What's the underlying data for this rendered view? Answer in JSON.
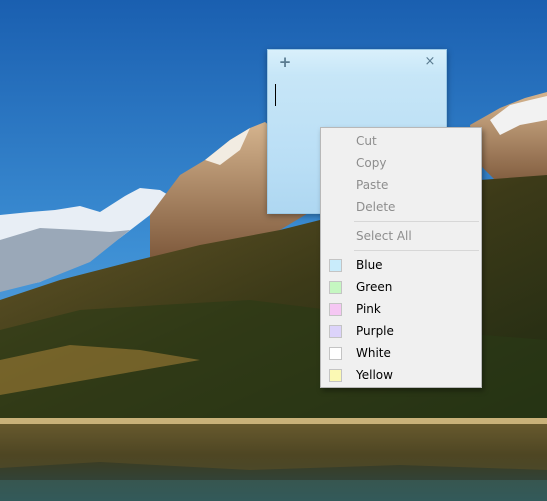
{
  "note": {
    "add_glyph": "+",
    "close_glyph": "×"
  },
  "context_menu": {
    "edit_items": [
      {
        "label": "Cut",
        "enabled": false
      },
      {
        "label": "Copy",
        "enabled": false
      },
      {
        "label": "Paste",
        "enabled": false
      },
      {
        "label": "Delete",
        "enabled": false
      }
    ],
    "select_all": {
      "label": "Select All",
      "enabled": false
    },
    "colors": [
      {
        "label": "Blue",
        "swatch": "#c9ecfb"
      },
      {
        "label": "Green",
        "swatch": "#c5f7c1"
      },
      {
        "label": "Pink",
        "swatch": "#f5c7f3"
      },
      {
        "label": "Purple",
        "swatch": "#dcd3fa"
      },
      {
        "label": "White",
        "swatch": "#ffffff"
      },
      {
        "label": "Yellow",
        "swatch": "#fbf9b4"
      }
    ]
  },
  "theme": {
    "note_color": "#c6e6f8",
    "menu_bg": "#f0f0f0",
    "disabled_text": "#8d8d8d"
  }
}
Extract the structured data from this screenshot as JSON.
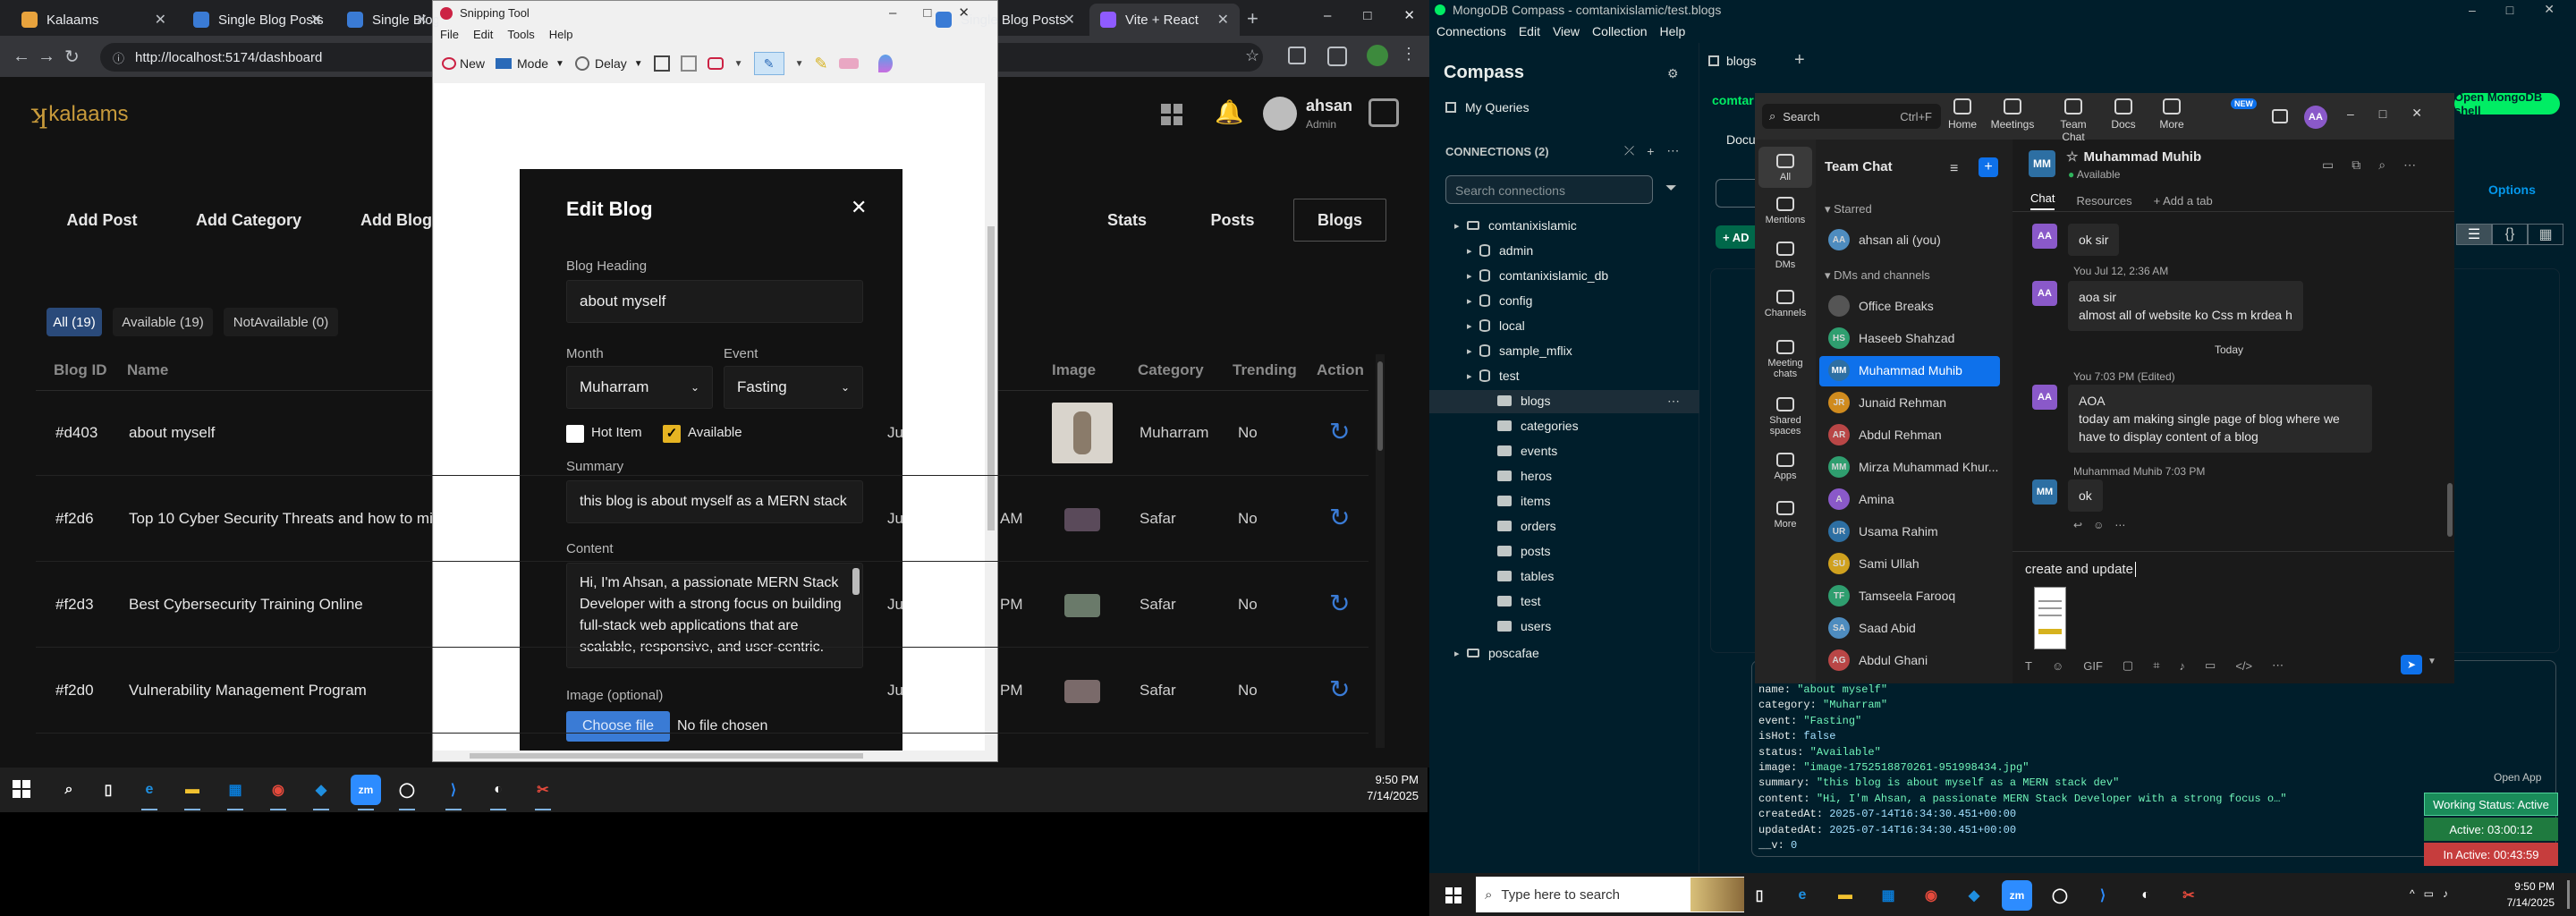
{
  "chrome": {
    "tabs": [
      {
        "label": "Kalaams",
        "color": "#e8a33d"
      },
      {
        "label": "Single Blog Posts",
        "color": "#3a7bd5"
      },
      {
        "label": "Single Blog Po",
        "color": "#3a7bd5"
      },
      {
        "label": "Single Blog Posts",
        "color": "#3a7bd5"
      },
      {
        "label": "Vite + React",
        "color": "#8f5bff"
      }
    ],
    "url": "http://localhost:5174/dashboard",
    "window_controls": [
      "–",
      "□",
      "✕"
    ]
  },
  "app": {
    "brand": "kalaams",
    "user_name": "ahsan",
    "user_role": "Admin",
    "tabs_left": [
      "Add Post",
      "Add Category",
      "Add Blog"
    ],
    "tabs_right": [
      "Stats",
      "Posts",
      "Blogs"
    ],
    "filters": [
      "All (19)",
      "Available (19)",
      "NotAvailable (0)"
    ],
    "columns": [
      "Blog ID",
      "Name",
      "Image",
      "Category",
      "Trending",
      "Action"
    ],
    "rows": [
      {
        "id": "#d403",
        "name": "about myself",
        "cut": "",
        "category": "Muharram",
        "trending": "No"
      },
      {
        "id": "#f2d6",
        "name": "Top 10 Cyber Security Threats and how to mi",
        "cut": "AM",
        "category": "Safar",
        "trending": "No"
      },
      {
        "id": "#f2d3",
        "name": "Best Cybersecurity Training Online",
        "cut": "PM",
        "category": "Safar",
        "trending": "No"
      },
      {
        "id": "#f2d0",
        "name": "Vulnerability Management Program",
        "cut": "PM",
        "category": "Safar",
        "trending": "No"
      }
    ],
    "cut_labels": [
      "Ju",
      "Ju",
      "Ju",
      "Ju"
    ]
  },
  "snip": {
    "title": "Snipping Tool",
    "menu": [
      "File",
      "Edit",
      "Tools",
      "Help"
    ],
    "toolbar": {
      "new": "New",
      "mode": "Mode",
      "delay": "Delay"
    },
    "modal": {
      "title": "Edit Blog",
      "heading_label": "Blog Heading",
      "heading_value": "about myself",
      "month_label": "Month",
      "month_value": "Muharram",
      "event_label": "Event",
      "event_value": "Fasting",
      "hot_label": "Hot Item",
      "available_label": "Available",
      "summary_label": "Summary",
      "summary_value": "this blog is about myself as a MERN stack",
      "content_label": "Content",
      "content_value": "Hi, I'm Ahsan, a passionate MERN Stack Developer with a strong focus on building full-stack web applications that are scalable, responsive, and user-centric.",
      "image_label": "Image (optional)",
      "choose_file": "Choose file",
      "no_file": "No file chosen"
    }
  },
  "taskbar_left": {
    "time": "9:50 PM",
    "date": "7/14/2025"
  },
  "compass": {
    "title": "MongoDB Compass - comtanixislamic/test.blogs",
    "menu": [
      "Connections",
      "Edit",
      "View",
      "Collection",
      "Help"
    ],
    "brand": "Compass",
    "my_queries": "My Queries",
    "connections_label": "CONNECTIONS (2)",
    "search_placeholder": "Search connections",
    "tab": "blogs",
    "tree": [
      {
        "label": "comtanixislamic",
        "depth": 0
      },
      {
        "label": "admin",
        "depth": 1
      },
      {
        "label": "comtanixislamic_db",
        "depth": 1
      },
      {
        "label": "config",
        "depth": 1
      },
      {
        "label": "local",
        "depth": 1
      },
      {
        "label": "sample_mflix",
        "depth": 1
      },
      {
        "label": "test",
        "depth": 1
      },
      {
        "label": "blogs",
        "depth": 2
      },
      {
        "label": "categories",
        "depth": 2
      },
      {
        "label": "events",
        "depth": 2
      },
      {
        "label": "heros",
        "depth": 2
      },
      {
        "label": "items",
        "depth": 2
      },
      {
        "label": "orders",
        "depth": 2
      },
      {
        "label": "posts",
        "depth": 2
      },
      {
        "label": "tables",
        "depth": 2
      },
      {
        "label": "test",
        "depth": 2
      },
      {
        "label": "users",
        "depth": 2
      },
      {
        "label": "poscafae",
        "depth": 0
      }
    ],
    "open_shell": "Open MongoDB shell",
    "options": "Options",
    "doc_label": "Docu",
    "conn_partial": "comtar",
    "document": [
      {
        "k": "name",
        "v": "\"about myself\"",
        "t": "s"
      },
      {
        "k": "category",
        "v": "\"Muharram\"",
        "t": "s"
      },
      {
        "k": "event",
        "v": "\"Fasting\"",
        "t": "s"
      },
      {
        "k": "isHot",
        "v": "false",
        "t": "n"
      },
      {
        "k": "status",
        "v": "\"Available\"",
        "t": "s"
      },
      {
        "k": "image",
        "v": "\"image-1752518870261-951998434.jpg\"",
        "t": "s"
      },
      {
        "k": "summary",
        "v": "\"this blog is about myself as a MERN stack dev\"",
        "t": "s"
      },
      {
        "k": "content",
        "v": "\"Hi, I'm Ahsan, a passionate MERN Stack Developer with a strong focus o…\"",
        "t": "s"
      },
      {
        "k": "createdAt",
        "v": "2025-07-14T16:34:30.451+00:00",
        "t": "n"
      },
      {
        "k": "updatedAt",
        "v": "2025-07-14T16:34:30.451+00:00",
        "t": "n"
      },
      {
        "k": "__v",
        "v": "0",
        "t": "n"
      }
    ]
  },
  "teams": {
    "search": "Search",
    "shortcut": "Ctrl+F",
    "nav": [
      "Home",
      "Meetings",
      "Team Chat",
      "Docs",
      "More"
    ],
    "new_badge": "NEW",
    "user_initials": "AA",
    "rail": [
      "All",
      "Mentions",
      "DMs",
      "Channels",
      "Meeting chats",
      "Shared spaces",
      "Apps",
      "More"
    ],
    "list_title": "Team Chat",
    "starred": "Starred",
    "dms_label": "DMs and channels",
    "people": [
      {
        "name": "ahsan ali (you)",
        "init": "AA",
        "color": "#4e8cbf",
        "section": "starred"
      },
      {
        "name": "Office Breaks",
        "init": "",
        "color": "#555",
        "section": "dm"
      },
      {
        "name": "Haseeb Shahzad",
        "init": "HS",
        "color": "#2f9e6f",
        "section": "dm"
      },
      {
        "name": "Muhammad Muhib",
        "init": "MM",
        "color": "#2d6fa3",
        "section": "dm"
      },
      {
        "name": "Junaid Rehman",
        "init": "JR",
        "color": "#d08b1e",
        "section": "dm"
      },
      {
        "name": "Abdul Rehman",
        "init": "AR",
        "color": "#b94646",
        "section": "dm"
      },
      {
        "name": "Mirza Muhammad Khur...",
        "init": "MM",
        "color": "#2f9e6f",
        "section": "dm"
      },
      {
        "name": "Amina",
        "init": "A",
        "color": "#8a59c9",
        "section": "dm"
      },
      {
        "name": "Usama Rahim",
        "init": "UR",
        "color": "#2d6fa3",
        "section": "dm"
      },
      {
        "name": "Sami Ullah",
        "init": "SU",
        "color": "#d0a11e",
        "section": "dm"
      },
      {
        "name": "Tamseela Farooq",
        "init": "TF",
        "color": "#2f9e6f",
        "section": "dm"
      },
      {
        "name": "Saad Abid",
        "init": "SA",
        "color": "#4e8cbf",
        "section": "dm"
      },
      {
        "name": "Abdul Ghani",
        "init": "AG",
        "color": "#b94646",
        "section": "dm"
      }
    ],
    "chat_name": "Muhammad Muhib",
    "chat_init": "MM",
    "chat_status": "Available",
    "chat_tabs": [
      "Chat",
      "Resources",
      "+ Add a tab"
    ],
    "messages": [
      {
        "meta": "",
        "text": "ok sir"
      },
      {
        "meta": "You  Jul 12, 2:36 AM",
        "text": "aoa sir\nalmost all of website ko Css m krdea h"
      },
      {
        "meta": "You  7:03 PM (Edited)",
        "text": "AOA\ntoday am making single page of blog where we\nhave to display content of a blog"
      },
      {
        "meta": "Muhammad Muhib  7:03 PM",
        "text": "ok"
      }
    ],
    "today": "Today",
    "compose": "create and update",
    "working": [
      "Working Status: Active",
      "Active: 03:00:12",
      "In Active: 00:43:59"
    ],
    "open_app": "Open App"
  },
  "taskbar_right": {
    "search": "Type here to search",
    "time": "9:50 PM",
    "date": "7/14/2025"
  }
}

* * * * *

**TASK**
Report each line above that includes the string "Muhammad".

**RESULT OF THIS EXERCISE**
        "name": "Muhammad Muhib",
        "name": "Mirza Muhammad Khur...",
    "chat_name": "Muhammad Muhib",
        "meta": "Muhammad Muhib  7:03 PM",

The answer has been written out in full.